EXERCISE: The word "this": say how many lines of the data below contain it, and give the number alone.

>>>

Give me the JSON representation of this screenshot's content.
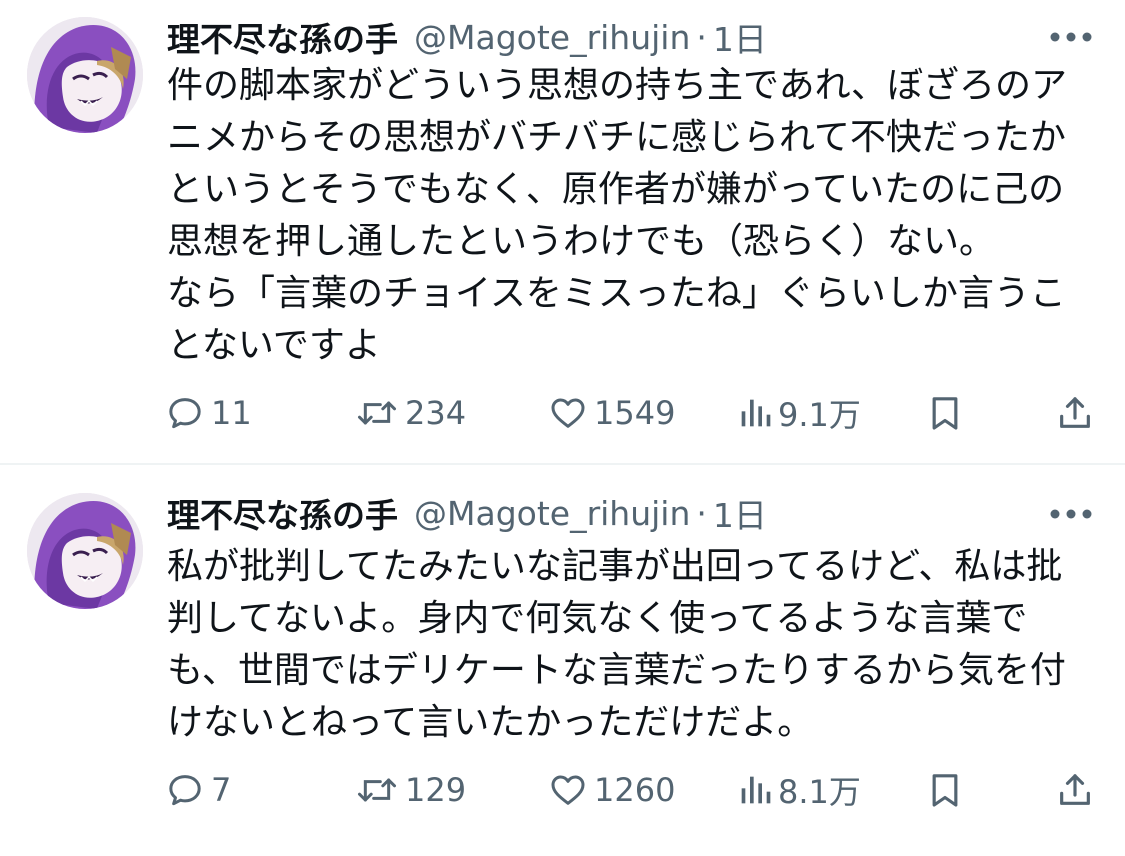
{
  "tweets": [
    {
      "author_name": "理不尽な孫の手",
      "handle": "@Magote_rihujin",
      "separator": "·",
      "time": "1日",
      "text_lines": [
        "件の脚本家がどういう思想の持ち主であれ、ぼざろのア",
        "ニメからその思想がバチバチに感じられて不快だったか",
        "というとそうでもなく、原作者が嫌がっていたのに己の",
        "思想を押し通したというわけでも（恐らく）ない。",
        "なら「言葉のチョイスをミスったね」ぐらいしか言うこ",
        "とないですよ"
      ],
      "replies": "11",
      "retweets": "234",
      "likes": "1549",
      "views": "9.1万"
    },
    {
      "author_name": "理不尽な孫の手",
      "handle": "@Magote_rihujin",
      "separator": "·",
      "time": "1日",
      "text_lines": [
        "私が批判してたみたいな記事が出回ってるけど、私は批",
        "判してないよ。身内で何気なく使ってるような言葉で",
        "も、世間ではデリケートな言葉だったりするから気を付",
        "けないとねって言いたかっただけだよ。"
      ],
      "replies": "7",
      "retweets": "129",
      "likes": "1260",
      "views": "8.1万"
    }
  ],
  "icons": {
    "more": "more-horizontal-icon",
    "reply": "reply-bubble-icon",
    "retweet": "retweet-arrows-icon",
    "like": "heart-icon",
    "views": "bar-chart-icon",
    "bookmark": "bookmark-icon",
    "share": "share-upload-icon"
  },
  "colors": {
    "text_primary": "#0f1419",
    "text_secondary": "#536471",
    "divider": "#eff3f4",
    "avatar_purple": "#8a4fc0"
  }
}
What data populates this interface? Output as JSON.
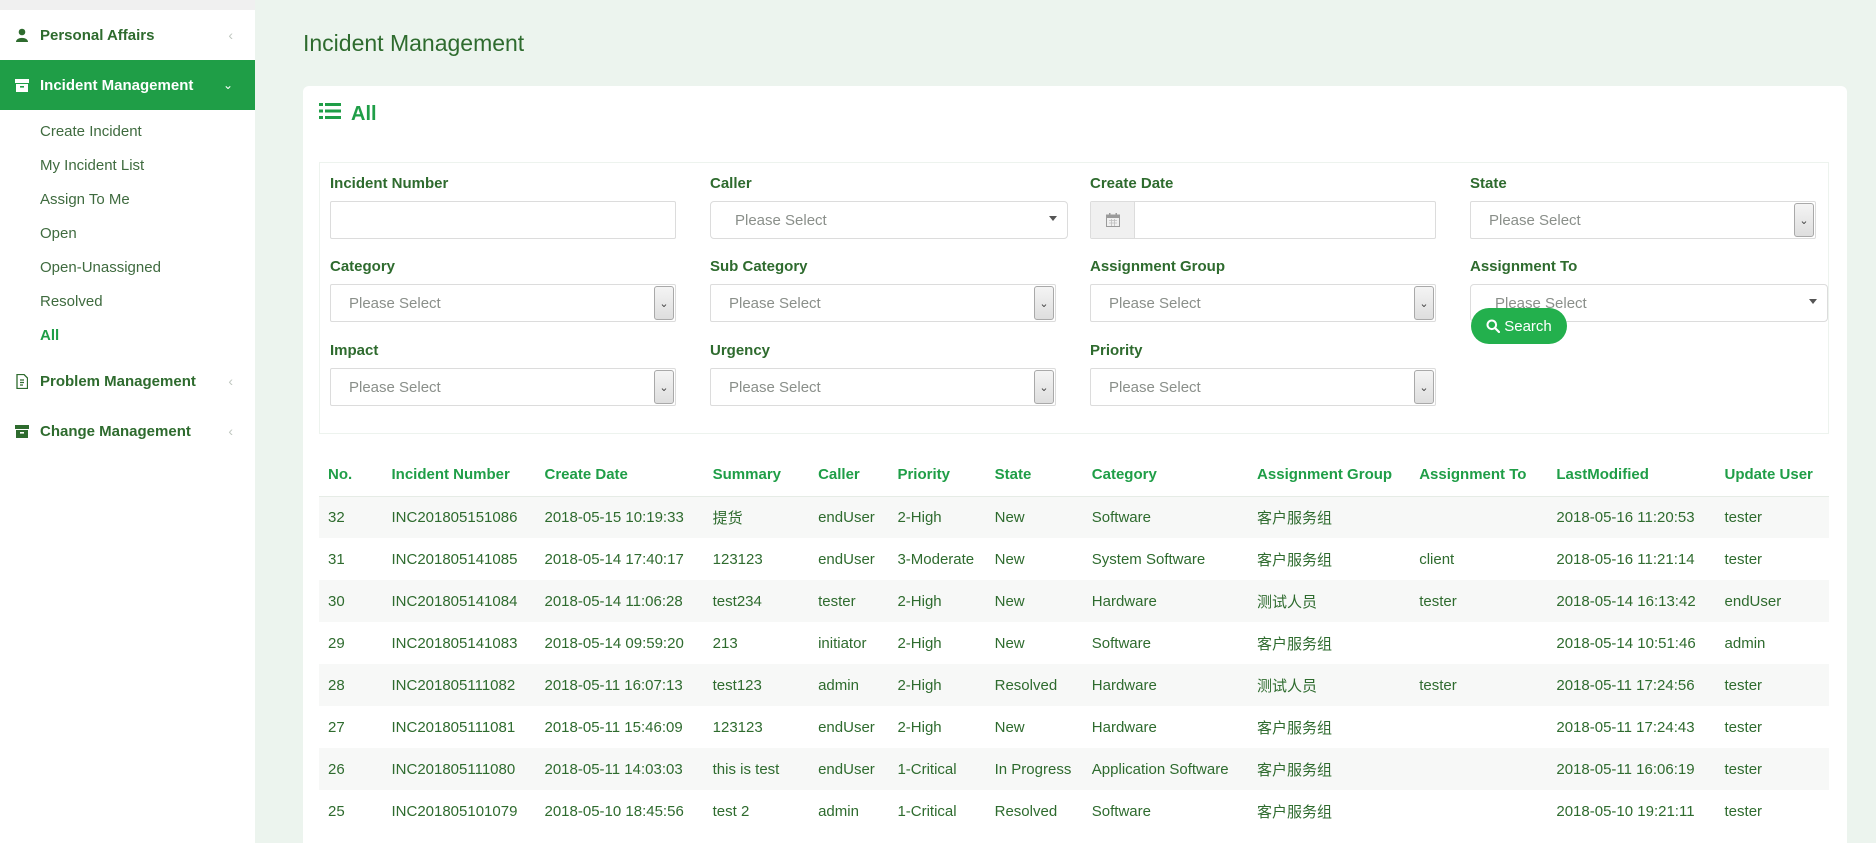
{
  "sidebar": {
    "menus": [
      {
        "label": "Personal Affairs"
      },
      {
        "label": "Incident Management"
      },
      {
        "label": "Problem Management"
      },
      {
        "label": "Change Management"
      }
    ],
    "submenu": [
      "Create Incident",
      "My Incident List",
      "Assign To Me",
      "Open",
      "Open-Unassigned",
      "Resolved",
      "All"
    ]
  },
  "page_title": "Incident Management",
  "card_title": "All",
  "filters": {
    "incident_number": {
      "label": "Incident Number",
      "value": ""
    },
    "caller": {
      "label": "Caller",
      "placeholder": "Please Select"
    },
    "create_date": {
      "label": "Create Date",
      "value": ""
    },
    "state": {
      "label": "State",
      "placeholder": "Please Select"
    },
    "category": {
      "label": "Category",
      "placeholder": "Please Select"
    },
    "sub_category": {
      "label": "Sub Category",
      "placeholder": "Please Select"
    },
    "assignment_group": {
      "label": "Assignment Group",
      "placeholder": "Please Select"
    },
    "assignment_to": {
      "label": "Assignment To",
      "placeholder": "Please Select"
    },
    "impact": {
      "label": "Impact",
      "placeholder": "Please Select"
    },
    "urgency": {
      "label": "Urgency",
      "placeholder": "Please Select"
    },
    "priority": {
      "label": "Priority",
      "placeholder": "Please Select"
    },
    "search_label": "Search"
  },
  "table": {
    "headers": [
      "No.",
      "Incident Number",
      "Create Date",
      "Summary",
      "Caller",
      "Priority",
      "State",
      "Category",
      "Assignment Group",
      "Assignment To",
      "LastModified",
      "Update User"
    ],
    "rows": [
      [
        "32",
        "INC201805151086",
        "2018-05-15 10:19:33",
        "提货",
        "endUser",
        "2-High",
        "New",
        "Software",
        "客户服务组",
        "",
        "2018-05-16 11:20:53",
        "tester"
      ],
      [
        "31",
        "INC201805141085",
        "2018-05-14 17:40:17",
        "123123",
        "endUser",
        "3-Moderate",
        "New",
        "System Software",
        "客户服务组",
        "client",
        "2018-05-16 11:21:14",
        "tester"
      ],
      [
        "30",
        "INC201805141084",
        "2018-05-14 11:06:28",
        "test234",
        "tester",
        "2-High",
        "New",
        "Hardware",
        "测试人员",
        "tester",
        "2018-05-14 16:13:42",
        "endUser"
      ],
      [
        "29",
        "INC201805141083",
        "2018-05-14 09:59:20",
        "213",
        "initiator",
        "2-High",
        "New",
        "Software",
        "客户服务组",
        "",
        "2018-05-14 10:51:46",
        "admin"
      ],
      [
        "28",
        "INC201805111082",
        "2018-05-11 16:07:13",
        "test123",
        "admin",
        "2-High",
        "Resolved",
        "Hardware",
        "测试人员",
        "tester",
        "2018-05-11 17:24:56",
        "tester"
      ],
      [
        "27",
        "INC201805111081",
        "2018-05-11 15:46:09",
        "123123",
        "endUser",
        "2-High",
        "New",
        "Hardware",
        "客户服务组",
        "",
        "2018-05-11 17:24:43",
        "tester"
      ],
      [
        "26",
        "INC201805111080",
        "2018-05-11 14:03:03",
        "this is test",
        "endUser",
        "1-Critical",
        "In Progress",
        "Application Software",
        "客户服务组",
        "",
        "2018-05-11 16:06:19",
        "tester"
      ],
      [
        "25",
        "INC201805101079",
        "2018-05-10 18:45:56",
        "test 2",
        "admin",
        "1-Critical",
        "Resolved",
        "Software",
        "客户服务组",
        "",
        "2018-05-10 19:21:11",
        "tester"
      ]
    ]
  },
  "colors": {
    "accent": "#1f9e47",
    "text": "#2e6b2e",
    "background": "#ecf4ee"
  }
}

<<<

RESULT OF THE TASK: 3